Ultimately, control of each side of the face comes from a region of the brain called the motor cortex.

For example, let’s start with the lower half of the right side of the face. An upper motor neuron extends down from the left motor cortex, goes across the midline in the brainstem to the right side, and then meets with a right lower motor neuron which hitches a ride on the right facial nerve.

For the upper half of the right side of the face, things begin similarly. There’s another upper motor neuron that extends down from another region of the left motor cortex, also goes across the midline in the brainstem to the right side, and meets with another left lower motor neuron which also hitches a ride on the left facial nerve.

The one huge difference is that there’s another upper motor neuron that extends down from a region in the right motor cortex, and stays on the ipsilateral or same side to meet with same the lower motor neuron.

In other words, there are two upper motor neurons, one from each side of the brain, giving input to one lower motor neuron.

The left half of the face is similarly innervated.

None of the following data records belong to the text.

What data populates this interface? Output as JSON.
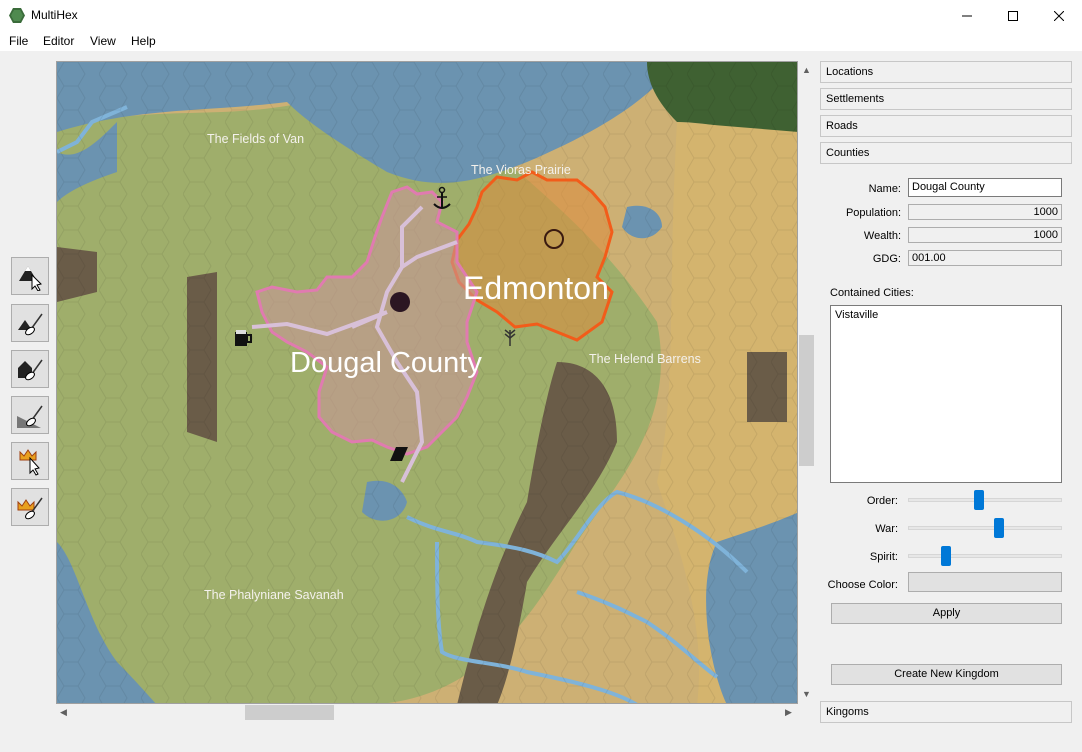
{
  "window": {
    "title": "MultiHex",
    "minimize_icon": "minimize-icon",
    "maximize_icon": "maximize-icon",
    "close_icon": "close-icon"
  },
  "menu": [
    "File",
    "Editor",
    "View",
    "Help"
  ],
  "toolbar": {
    "tools": [
      {
        "name": "select-hex-tool",
        "icon": "mountain-cursor-icon"
      },
      {
        "name": "add-location-tool",
        "icon": "brush-icon"
      },
      {
        "name": "add-settlement-tool",
        "icon": "house-brush-icon"
      },
      {
        "name": "road-tool",
        "icon": "road-brush-icon"
      },
      {
        "name": "county-select-tool",
        "icon": "crown-cursor-icon"
      },
      {
        "name": "county-paint-tool",
        "icon": "crown-brush-icon"
      }
    ]
  },
  "map": {
    "labels": {
      "fields_of_van": "The Fields of Van",
      "vioras_prairie": "The Vioras Prairie",
      "helend_barrens": "The Helend Barrens",
      "phalyniane_savanah": "The Phalyniane Savanah",
      "edmonton": "Edmonton",
      "dougal_county": "Dougal County"
    },
    "colors": {
      "water": "#6b93b0",
      "grass": "#9fae6b",
      "sand": "#cdb074",
      "mountain": "#6a5c48",
      "forest": "#3f6132",
      "county_dougal": "#e07bb0",
      "county_edmonton": "#f25c1a"
    }
  },
  "panel": {
    "sections": [
      "Locations",
      "Settlements",
      "Roads",
      "Counties"
    ],
    "bottom_section": "Kingoms",
    "form": {
      "name_label": "Name:",
      "name_value": "Dougal County",
      "population_label": "Population:",
      "population_value": "1000",
      "wealth_label": "Wealth:",
      "wealth_value": "1000",
      "gdg_label": "GDG:",
      "gdg_value": "001.00",
      "contained_label": "Contained Cities:",
      "cities": [
        "Vistaville"
      ],
      "order_label": "Order:",
      "order_value": 0.46,
      "war_label": "War:",
      "war_value": 0.6,
      "spirit_label": "Spirit:",
      "spirit_value": 0.23,
      "color_label": "Choose Color:",
      "apply_button": "Apply",
      "create_kingdom_button": "Create New Kingdom"
    }
  }
}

So that means that each facial nerve contains motor information for the lower face coming from the contralateral motor cortex, and motor information for the upper face coming from both motor cortices.

The facial nerve also innervates the sublingual and submandibular glands, which secrete saliva, the lacrimal gland which produces tears, and mucous membranes of the nose, mouth, and nasopharynx.

In the ear, it innervates the stapedius muscle which dampens the vibration of the stapes, a small bone that help transmit vibrations from the eardrum; this protects you from loud noises.

The facial nerve also carries sensory information about taste from the anterior ⅔ of the tongue. So if you lick an ice cream cone - that’s the facial nerve registering the flavor!

Bell’s palsy occurs when the facial nerve gets damaged, and although the precise cause is unknown, it’s often associated with viral infections like herpes simplex virus, Epstein-Barr virus, and varicella-zoster virus, as well as the bacteria Borrelia burgdorferi which causes lyme disease.

  1. "Clinical Practice Guideline" Otolaryngology–Head and Neck Surgery (2013)
  2. "Modern management of facial palsy: a review of current literature" British Journal of General Practice (2013)
  3. "The neurologist’s dilemma: A comprehensive clinical review of Bell’s palsy, with emphasis on current management trends" Medical Science Monitor (2014)
  4. "Bell Palsy and Herpes Simplex Virus: Identification of Viral DNA in Endoneurial Fluid and Muscle" Annals of Internal Medicine (1996)
  5. "Robbins Basic Pathology" Elsevier (2017)
  6. "Harrison's Principles of Internal Medicine, Twentieth Edition (Vol.1 & Vol.2)" McGraw-Hill Education / Medical (2018)
  7. "Pathophysiology of Disease: An Introduction to Clinical Medicine 8E" McGraw-Hill Education / Medical (2018)
  8. "CURRENT Medical Diagnosis and Treatment 2020" McGraw-Hill Education / Medical (2019)